Where to next?

A number of the researchers involved in the Aboriginal Mothers in Prison project, in collaboration with a multidisciplinary national and international team, were successful in attracting NHMRC funding to trial a prison-based violence prevention program with incarcerated Aboriginal and non-Aboriginal women who have used violence in WA and NSW. The study, which commenced in January 2016, responds to the gap identified in the former research and the research literature, namely, that there are few programs targeting women’s violent offending as there are for men, and little evidence of effectiveness of such programs for this group 8. The study will trial and evaluate Beyond Violence, one of the few evidence-based violence prevention programs developed for criminally-involved women who have offended violently. Beyond Violence deals with the violence and trauma these women have experienced, as well as the violence they may have committed. The program is gender-specific and privileges women’s experiences of victimisation, their social roles as women in their communities, and substance use and/or mental health issues 9. The research has two key aims: Primary: Evaluate the effectiveness of a targeted substance, mental health and violence intervention (Beyond Violence) in reducing recidivism among Aboriginal and non-Aboriginal women with a current and/or historical convictions for a violent offence. Secondary: Examine the effectiveness of a targeted substance use, mental health and violence intervention (Beyond Violence) on 6, 12 and 24 month measures of (a) depression; (b) symptoms of post-traumatic stress disorder (PTSD); (c) anger; and (d) substance use in Aboriginal and non-Aboriginal women with current and/or historic convictions for a violent offence.


Where are we at with the research?

The research has recently been approved by the Western Australia Department of Corrective Services with approval pending from Corrective Services New South Wales. Recruitment of controls in the WA prisons should commence within the next month.


[1] The project was known as SCREAM in NSW.

[2] Scales included: selected measures used in the National Aboriginal and Torres Strait Islander Health Survey (2012), the SF-12, the Kessler-5, the Brief Resilience Measure, Multidimensional Scale of Perceived Social Support and Positive Wellbeing.

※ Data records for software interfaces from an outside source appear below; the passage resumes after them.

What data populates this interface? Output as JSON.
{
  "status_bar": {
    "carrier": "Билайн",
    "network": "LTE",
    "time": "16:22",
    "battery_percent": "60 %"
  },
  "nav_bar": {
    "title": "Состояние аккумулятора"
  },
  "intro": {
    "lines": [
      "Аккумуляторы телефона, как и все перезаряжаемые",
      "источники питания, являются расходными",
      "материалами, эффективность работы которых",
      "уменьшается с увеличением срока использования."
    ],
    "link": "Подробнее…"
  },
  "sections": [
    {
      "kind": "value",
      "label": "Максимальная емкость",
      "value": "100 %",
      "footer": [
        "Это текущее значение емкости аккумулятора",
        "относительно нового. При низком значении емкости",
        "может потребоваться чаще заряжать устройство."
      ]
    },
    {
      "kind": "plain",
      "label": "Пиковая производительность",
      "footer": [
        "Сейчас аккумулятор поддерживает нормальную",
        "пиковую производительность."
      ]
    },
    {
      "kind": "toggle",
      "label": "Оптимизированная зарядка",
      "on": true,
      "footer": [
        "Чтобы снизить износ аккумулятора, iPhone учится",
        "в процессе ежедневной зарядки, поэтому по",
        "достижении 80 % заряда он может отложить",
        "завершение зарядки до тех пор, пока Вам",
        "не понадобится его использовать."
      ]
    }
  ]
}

  1. Australian Bureau of Statistics. (2016). Prisoners in Australia 2016 (ABS publication 4517.0). Available from
  2. Department of Corrective Services. (2016). Adult Prisoners in Custody Quarterly Statistics: December Quarter 2016. Available from
  3. World Health Organization. (2009). Women’s health in prison: Correcting gender inequity in prison health. Copenhagen: World Health Organization.
  4. Swan, S., Gambone, M., Caldwell, J., Sullivan, T., & Snow, D. (2008). A review of research on women’s use of violence with male intimate partners. Violence and Victims, 23, 301-314.
  5. Barrett, E. L., Teesson, M., & Mills, K. L. (2014). Associations between substance use, post-traumatic stress disorder and the perpetration of violence: A longitudinal investigation. Addictive Behaviors, 39, 1075-1080.
  6. Logan, C., & Blackburn, R. (2009). Mental disorder in violent women in secure settings: Potential relevance to risk for future violence. International Journal of Law Psychiatry, 32, 31-38.
  7. Wilson, M., Jones, J., Butler, T., Simpson, P., et al. (2017). Violence in the lives of incarcerated Aboriginal mothers in Western Australia. SAGE Open, 1-16.
  8. Kubiak, S., Kim, W., Fedock, G., & Bybee, D. (2014). Testing a violence-prevention intervention for incarcerated women using a randomized control trial. Res Social Work Prac, 24, 1-15.
  9. Covington, S. (2013). Beyond Violence: A Prevention Program for Criminal Justice-Involved Women. New Jersey: John Wiley & Sons, Inc.